**Work to be completed:** The word "route" occurs in some lines of the listing. Copy those lines.

**Excerpted records:**
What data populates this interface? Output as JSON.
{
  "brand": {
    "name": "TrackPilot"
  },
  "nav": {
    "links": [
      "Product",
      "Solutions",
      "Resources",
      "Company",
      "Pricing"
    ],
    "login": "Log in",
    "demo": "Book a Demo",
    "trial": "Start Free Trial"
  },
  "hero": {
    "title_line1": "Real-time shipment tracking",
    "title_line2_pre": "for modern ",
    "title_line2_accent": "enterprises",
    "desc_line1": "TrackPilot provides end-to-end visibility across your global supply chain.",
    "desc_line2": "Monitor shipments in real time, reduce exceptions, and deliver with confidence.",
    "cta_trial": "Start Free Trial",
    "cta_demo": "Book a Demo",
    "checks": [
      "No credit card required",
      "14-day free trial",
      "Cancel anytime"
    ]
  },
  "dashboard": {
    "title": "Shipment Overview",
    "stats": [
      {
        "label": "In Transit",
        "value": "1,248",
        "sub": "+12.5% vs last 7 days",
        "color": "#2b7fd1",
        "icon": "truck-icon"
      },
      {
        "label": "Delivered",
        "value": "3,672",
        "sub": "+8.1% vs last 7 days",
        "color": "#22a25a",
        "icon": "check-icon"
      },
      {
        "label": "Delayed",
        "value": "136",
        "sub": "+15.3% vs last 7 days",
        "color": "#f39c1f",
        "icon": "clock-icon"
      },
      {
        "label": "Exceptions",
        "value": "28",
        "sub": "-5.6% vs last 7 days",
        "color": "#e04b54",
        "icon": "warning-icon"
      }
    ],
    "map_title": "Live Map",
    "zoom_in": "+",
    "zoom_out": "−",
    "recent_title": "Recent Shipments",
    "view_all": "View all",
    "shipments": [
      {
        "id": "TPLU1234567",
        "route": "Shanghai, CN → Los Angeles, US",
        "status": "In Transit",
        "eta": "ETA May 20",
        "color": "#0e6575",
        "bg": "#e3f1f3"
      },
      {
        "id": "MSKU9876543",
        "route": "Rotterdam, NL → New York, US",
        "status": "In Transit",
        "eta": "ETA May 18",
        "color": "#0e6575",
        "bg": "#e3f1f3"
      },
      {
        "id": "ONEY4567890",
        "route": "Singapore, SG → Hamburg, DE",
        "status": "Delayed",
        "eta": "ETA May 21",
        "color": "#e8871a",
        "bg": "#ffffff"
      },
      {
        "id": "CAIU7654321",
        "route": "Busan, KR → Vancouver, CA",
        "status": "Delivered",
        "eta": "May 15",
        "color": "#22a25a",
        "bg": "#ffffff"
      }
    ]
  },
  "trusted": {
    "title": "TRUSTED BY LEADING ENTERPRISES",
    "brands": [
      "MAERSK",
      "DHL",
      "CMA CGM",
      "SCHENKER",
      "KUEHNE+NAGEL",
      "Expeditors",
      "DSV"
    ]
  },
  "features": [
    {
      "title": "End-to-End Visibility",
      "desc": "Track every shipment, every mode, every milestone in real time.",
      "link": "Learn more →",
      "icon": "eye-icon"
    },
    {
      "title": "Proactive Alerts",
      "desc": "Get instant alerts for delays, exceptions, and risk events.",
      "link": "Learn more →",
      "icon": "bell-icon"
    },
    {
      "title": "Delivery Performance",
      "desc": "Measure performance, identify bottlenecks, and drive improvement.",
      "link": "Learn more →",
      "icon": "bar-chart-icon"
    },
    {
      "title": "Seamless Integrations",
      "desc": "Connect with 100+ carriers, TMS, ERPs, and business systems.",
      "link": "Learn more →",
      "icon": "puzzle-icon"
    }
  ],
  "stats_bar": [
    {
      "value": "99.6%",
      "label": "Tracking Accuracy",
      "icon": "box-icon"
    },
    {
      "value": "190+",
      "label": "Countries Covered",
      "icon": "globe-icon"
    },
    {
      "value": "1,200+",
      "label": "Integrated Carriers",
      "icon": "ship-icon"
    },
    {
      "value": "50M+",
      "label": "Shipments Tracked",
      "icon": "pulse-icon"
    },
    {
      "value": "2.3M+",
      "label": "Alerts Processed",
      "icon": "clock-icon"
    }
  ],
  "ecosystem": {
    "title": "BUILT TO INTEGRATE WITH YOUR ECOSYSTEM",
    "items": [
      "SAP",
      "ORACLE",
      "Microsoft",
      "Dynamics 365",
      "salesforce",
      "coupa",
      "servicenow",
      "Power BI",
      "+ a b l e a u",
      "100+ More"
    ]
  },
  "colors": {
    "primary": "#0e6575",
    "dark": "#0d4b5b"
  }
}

**Response to this exercise:**
        "route": "Shanghai, CN → Los Angeles, US",
        "route": "Rotterdam, NL → New York, US",
        "route": "Singapore, SG → Hamburg, DE",
        "route": "Busan, KR → Vancouver, CA",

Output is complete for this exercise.